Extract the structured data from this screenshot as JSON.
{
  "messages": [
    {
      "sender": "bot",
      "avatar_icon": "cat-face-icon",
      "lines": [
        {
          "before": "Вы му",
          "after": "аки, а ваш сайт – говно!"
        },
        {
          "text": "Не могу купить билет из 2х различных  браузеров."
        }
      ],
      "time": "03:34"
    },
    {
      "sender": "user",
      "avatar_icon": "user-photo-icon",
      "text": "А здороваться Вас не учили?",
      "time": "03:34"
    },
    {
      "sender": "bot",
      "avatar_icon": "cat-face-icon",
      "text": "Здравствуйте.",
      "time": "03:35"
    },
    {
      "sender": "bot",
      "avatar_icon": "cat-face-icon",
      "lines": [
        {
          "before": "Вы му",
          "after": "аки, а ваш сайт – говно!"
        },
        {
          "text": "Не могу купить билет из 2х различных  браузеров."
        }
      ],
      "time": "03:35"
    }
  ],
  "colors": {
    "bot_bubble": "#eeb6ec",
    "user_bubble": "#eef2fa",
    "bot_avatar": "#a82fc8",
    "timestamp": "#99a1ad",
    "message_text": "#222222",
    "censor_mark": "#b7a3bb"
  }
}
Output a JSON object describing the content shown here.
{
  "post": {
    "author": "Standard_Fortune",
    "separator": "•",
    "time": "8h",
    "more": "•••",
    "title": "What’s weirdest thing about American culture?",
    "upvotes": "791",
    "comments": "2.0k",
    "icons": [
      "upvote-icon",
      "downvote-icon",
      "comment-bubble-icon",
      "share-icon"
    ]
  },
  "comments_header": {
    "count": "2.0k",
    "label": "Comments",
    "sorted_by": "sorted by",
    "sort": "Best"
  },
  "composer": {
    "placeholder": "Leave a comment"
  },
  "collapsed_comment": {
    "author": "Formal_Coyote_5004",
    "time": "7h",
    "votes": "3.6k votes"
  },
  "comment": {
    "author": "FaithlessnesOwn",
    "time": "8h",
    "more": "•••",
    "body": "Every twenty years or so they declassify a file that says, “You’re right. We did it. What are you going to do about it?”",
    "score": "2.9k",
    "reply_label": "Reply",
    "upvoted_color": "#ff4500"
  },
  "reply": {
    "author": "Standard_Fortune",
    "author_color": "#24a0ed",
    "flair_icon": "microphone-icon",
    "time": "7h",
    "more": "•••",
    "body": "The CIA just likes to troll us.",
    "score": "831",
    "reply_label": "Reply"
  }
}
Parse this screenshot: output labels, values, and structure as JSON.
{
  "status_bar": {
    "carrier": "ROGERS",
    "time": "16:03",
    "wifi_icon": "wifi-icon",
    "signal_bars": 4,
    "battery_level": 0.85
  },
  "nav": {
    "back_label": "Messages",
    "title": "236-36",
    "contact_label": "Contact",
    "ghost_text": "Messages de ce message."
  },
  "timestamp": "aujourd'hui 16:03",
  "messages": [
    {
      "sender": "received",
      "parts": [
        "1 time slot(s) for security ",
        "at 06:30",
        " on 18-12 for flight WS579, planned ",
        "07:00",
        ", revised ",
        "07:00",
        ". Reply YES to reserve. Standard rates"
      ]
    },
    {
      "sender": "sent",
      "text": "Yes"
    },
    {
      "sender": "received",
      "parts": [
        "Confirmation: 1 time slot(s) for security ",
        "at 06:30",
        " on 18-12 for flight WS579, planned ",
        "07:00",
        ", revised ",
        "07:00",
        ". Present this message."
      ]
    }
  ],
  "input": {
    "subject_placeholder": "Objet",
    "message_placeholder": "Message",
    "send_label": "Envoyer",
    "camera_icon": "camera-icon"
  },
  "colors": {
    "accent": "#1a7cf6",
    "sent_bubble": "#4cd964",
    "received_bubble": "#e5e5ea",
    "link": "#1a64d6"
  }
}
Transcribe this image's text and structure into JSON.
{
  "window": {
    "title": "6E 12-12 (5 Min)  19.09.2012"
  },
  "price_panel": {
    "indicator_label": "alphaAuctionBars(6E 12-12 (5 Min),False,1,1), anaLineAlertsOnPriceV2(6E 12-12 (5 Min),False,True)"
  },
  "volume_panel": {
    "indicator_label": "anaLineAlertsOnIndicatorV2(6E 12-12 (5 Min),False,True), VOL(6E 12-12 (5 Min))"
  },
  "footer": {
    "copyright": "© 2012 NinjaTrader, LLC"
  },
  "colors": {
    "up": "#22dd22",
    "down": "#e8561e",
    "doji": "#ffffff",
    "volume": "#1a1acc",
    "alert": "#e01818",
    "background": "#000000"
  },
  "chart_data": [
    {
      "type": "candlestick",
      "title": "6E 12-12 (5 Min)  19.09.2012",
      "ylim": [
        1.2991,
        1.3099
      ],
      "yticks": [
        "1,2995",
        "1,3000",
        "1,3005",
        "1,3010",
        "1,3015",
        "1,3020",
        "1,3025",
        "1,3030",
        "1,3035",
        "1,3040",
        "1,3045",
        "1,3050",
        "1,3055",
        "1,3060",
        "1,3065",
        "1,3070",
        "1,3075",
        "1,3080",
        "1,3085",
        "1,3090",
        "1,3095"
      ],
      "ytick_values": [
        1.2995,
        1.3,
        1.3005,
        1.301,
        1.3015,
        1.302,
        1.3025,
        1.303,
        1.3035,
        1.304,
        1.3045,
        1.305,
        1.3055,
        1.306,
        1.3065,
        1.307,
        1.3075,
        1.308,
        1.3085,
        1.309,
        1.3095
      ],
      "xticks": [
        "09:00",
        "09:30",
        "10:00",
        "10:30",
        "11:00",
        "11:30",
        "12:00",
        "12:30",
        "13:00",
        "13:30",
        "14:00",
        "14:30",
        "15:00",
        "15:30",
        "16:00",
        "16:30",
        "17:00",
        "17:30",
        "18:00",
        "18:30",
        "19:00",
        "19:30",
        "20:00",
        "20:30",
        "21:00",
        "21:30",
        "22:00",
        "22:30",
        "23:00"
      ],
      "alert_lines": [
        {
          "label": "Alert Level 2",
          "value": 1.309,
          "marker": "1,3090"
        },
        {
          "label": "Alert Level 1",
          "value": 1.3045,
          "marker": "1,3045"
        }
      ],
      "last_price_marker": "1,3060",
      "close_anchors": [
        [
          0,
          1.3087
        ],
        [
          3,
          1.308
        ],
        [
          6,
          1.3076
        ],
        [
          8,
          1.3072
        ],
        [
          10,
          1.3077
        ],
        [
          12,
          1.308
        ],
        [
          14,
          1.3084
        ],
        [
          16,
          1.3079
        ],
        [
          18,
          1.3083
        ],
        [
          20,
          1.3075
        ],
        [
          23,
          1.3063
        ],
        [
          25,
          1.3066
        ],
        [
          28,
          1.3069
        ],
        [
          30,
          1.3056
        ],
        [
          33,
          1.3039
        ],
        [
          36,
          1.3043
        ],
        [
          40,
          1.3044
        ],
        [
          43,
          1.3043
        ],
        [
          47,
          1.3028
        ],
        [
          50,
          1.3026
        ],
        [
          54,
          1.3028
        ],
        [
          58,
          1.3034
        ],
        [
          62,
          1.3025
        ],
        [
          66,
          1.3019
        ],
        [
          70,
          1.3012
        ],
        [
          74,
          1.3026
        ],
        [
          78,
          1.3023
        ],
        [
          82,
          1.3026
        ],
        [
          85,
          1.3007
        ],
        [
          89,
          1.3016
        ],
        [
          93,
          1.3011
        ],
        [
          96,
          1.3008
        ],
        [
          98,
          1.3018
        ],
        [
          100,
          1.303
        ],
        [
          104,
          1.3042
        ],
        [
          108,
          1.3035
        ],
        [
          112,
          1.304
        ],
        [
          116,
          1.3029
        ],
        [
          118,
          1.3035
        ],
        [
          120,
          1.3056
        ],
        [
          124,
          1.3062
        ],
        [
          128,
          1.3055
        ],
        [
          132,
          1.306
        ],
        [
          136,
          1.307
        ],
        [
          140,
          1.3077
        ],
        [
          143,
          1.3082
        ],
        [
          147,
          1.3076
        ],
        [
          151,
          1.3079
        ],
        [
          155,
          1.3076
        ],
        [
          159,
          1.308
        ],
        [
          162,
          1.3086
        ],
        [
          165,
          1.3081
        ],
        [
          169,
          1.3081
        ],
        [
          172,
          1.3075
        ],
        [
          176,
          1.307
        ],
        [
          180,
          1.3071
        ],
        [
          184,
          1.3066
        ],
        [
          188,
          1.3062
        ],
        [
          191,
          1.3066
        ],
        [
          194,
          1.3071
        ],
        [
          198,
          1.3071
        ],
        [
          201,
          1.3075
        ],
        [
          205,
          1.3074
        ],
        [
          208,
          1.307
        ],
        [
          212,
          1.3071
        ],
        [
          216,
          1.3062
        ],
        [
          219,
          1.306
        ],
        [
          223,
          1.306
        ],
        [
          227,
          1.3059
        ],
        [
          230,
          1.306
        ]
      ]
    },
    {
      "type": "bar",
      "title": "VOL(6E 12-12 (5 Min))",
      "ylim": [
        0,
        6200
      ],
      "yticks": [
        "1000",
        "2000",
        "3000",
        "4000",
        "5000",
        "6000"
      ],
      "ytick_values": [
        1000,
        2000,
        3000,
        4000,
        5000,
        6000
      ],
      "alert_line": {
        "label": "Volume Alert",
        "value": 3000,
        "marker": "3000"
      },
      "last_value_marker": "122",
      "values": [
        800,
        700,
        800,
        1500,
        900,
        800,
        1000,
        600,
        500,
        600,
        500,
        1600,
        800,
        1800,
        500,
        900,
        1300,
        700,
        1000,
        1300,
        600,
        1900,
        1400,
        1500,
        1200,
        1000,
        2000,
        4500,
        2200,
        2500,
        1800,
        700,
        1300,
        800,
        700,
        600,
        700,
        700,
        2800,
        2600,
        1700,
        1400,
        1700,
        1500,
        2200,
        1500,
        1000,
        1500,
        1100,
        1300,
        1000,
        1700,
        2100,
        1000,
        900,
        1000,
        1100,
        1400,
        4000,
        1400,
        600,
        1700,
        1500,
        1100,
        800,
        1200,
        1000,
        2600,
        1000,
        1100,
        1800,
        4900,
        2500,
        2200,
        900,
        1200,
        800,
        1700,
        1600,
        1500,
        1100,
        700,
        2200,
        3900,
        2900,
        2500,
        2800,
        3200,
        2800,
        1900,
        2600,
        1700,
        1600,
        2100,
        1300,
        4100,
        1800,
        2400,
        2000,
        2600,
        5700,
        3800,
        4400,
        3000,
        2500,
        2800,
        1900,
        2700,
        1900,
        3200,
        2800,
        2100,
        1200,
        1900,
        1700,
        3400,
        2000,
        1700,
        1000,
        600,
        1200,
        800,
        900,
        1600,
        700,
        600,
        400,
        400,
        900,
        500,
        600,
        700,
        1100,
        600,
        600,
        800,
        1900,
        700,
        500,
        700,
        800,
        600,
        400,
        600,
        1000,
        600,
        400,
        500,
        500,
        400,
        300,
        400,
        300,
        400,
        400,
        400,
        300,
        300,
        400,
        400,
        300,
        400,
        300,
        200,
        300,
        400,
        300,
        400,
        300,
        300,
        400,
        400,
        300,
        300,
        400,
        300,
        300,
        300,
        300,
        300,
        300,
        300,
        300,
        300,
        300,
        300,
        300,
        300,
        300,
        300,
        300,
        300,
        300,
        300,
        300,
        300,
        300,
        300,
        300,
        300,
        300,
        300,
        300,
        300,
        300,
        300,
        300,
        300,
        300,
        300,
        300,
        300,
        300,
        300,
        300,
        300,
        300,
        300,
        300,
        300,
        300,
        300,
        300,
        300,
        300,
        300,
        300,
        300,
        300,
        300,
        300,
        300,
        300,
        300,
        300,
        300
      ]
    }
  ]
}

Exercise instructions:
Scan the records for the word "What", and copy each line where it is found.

Expected answer:
    "title": "What’s weirdest thing about American culture?",
    "body": "Every twenty years or so they declassify a file that says, “You’re right. We did it. What are you going to do about it?”",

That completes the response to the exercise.